Labour’s parliamentary candidate for Louth and Horncastle Matthew Brown has turned up the heat in his bid to succeed Sir Peter Tapsell.
Mr Brown has hit out at the Government for failing to take strong action against energy companies.
He says the companies are reluctant to pass on savings to customers - despite a significant reduction in the price of energy.
Mr Brown has also called for more to be done to help carers and equal pay.
On energy, Mr Brown said: “Thousands of people in Louth and Horncastle have been ripped off by the big energy firms who never seem to pass on savings to customers.
“In the last year, wholesale energy costs have fallen by between 9 per cent and 20 per cent.”
Mr Brown believes new powers should be brought in for the regulator to cut bills and force energy companies to pass on savings to customers.
He said that if Labour wins the election, the party would be committed to making “big changes” to the energy market.
Mr Brown went on to demand action from on equal pay
He said he had written to Business Secretary Vince Cable demanding to know why the Government continue to block action on equal pay.
He said MPs voted overwhelmingly in favour of measures for pay transparency that would see big companies (with over 250 staff) publish their gender pay gap.
However, he said the Government has so-far refused to implement it.
He added: “Up and down Louth and Horncastle, women and their families will be wondering why this Government won’t take action on equal pay.
“I’ve written to the Business Secretary calling on him to support equal pay and get on with implementing pay transparency.
“Women across Britain are still earning on average 81p for every pound a man earns, leaving themselves and their families poorer.
“Pay transparency will encourage action on the pay gap.
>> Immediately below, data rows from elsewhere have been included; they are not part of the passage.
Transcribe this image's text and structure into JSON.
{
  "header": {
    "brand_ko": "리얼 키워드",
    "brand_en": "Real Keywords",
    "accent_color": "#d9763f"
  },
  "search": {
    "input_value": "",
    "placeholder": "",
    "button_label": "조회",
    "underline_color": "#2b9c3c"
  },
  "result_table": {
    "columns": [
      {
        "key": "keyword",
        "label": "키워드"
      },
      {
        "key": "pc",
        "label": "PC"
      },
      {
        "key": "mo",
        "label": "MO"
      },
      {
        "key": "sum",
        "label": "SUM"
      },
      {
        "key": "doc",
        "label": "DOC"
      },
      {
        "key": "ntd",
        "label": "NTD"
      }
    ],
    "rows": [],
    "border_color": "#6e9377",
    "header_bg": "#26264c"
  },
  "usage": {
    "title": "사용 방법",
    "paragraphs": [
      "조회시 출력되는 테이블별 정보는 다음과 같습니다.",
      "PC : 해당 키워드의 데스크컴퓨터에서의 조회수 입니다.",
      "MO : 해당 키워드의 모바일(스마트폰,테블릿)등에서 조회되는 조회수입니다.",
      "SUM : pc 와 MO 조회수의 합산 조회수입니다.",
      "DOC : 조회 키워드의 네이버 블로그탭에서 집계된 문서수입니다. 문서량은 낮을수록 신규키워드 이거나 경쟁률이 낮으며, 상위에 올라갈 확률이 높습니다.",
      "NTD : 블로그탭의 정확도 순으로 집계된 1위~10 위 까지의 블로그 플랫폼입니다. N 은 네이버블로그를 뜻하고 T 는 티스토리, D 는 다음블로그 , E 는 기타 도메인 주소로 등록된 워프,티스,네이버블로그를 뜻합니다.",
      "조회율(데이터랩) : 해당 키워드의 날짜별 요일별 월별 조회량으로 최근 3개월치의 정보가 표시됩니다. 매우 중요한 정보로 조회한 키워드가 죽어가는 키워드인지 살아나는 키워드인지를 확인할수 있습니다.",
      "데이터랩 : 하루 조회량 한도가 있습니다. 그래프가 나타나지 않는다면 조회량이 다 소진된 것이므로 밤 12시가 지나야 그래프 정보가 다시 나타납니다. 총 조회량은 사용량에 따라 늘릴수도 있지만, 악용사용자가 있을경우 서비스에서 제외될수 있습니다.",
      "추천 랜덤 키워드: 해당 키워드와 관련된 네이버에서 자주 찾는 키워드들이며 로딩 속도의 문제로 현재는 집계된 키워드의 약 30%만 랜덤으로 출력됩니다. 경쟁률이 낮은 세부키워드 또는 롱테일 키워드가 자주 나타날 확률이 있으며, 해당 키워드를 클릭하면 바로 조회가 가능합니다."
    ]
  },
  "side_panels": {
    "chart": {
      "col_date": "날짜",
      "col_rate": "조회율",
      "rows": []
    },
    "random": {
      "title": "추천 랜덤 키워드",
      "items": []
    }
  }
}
If this Government refuses to implement it a Labour Government will.”
Mr Brown also went on to call for more support for unpaid carers.
He said the latest statistics showed there were 12,637 people in Louth and Horncastle caring for elderly or disabled relatives.
He pointed out unpaid carers make a huge contribution to their families and society yet many of them feel pushed to breaking point, seeing their own health and income suffer.
Mr Brown said Labour would be placing a new duty on the NHS to identify family carers, so they can get the right help and support.
They would also give carers a new right to ask for an annual health check – allowing problems to be identified earlier and prevent costs escalating.
He said: “Families in Louth and Horncastle do an incredible job looking after their loved ones, but from the conversations I’m having it’s clear many family carers are struggling.
“Labour’s pledge to family carers here will make a huge difference. Caring for a loved one is physically and emotionally demanding, and families need a government that’s on their side.”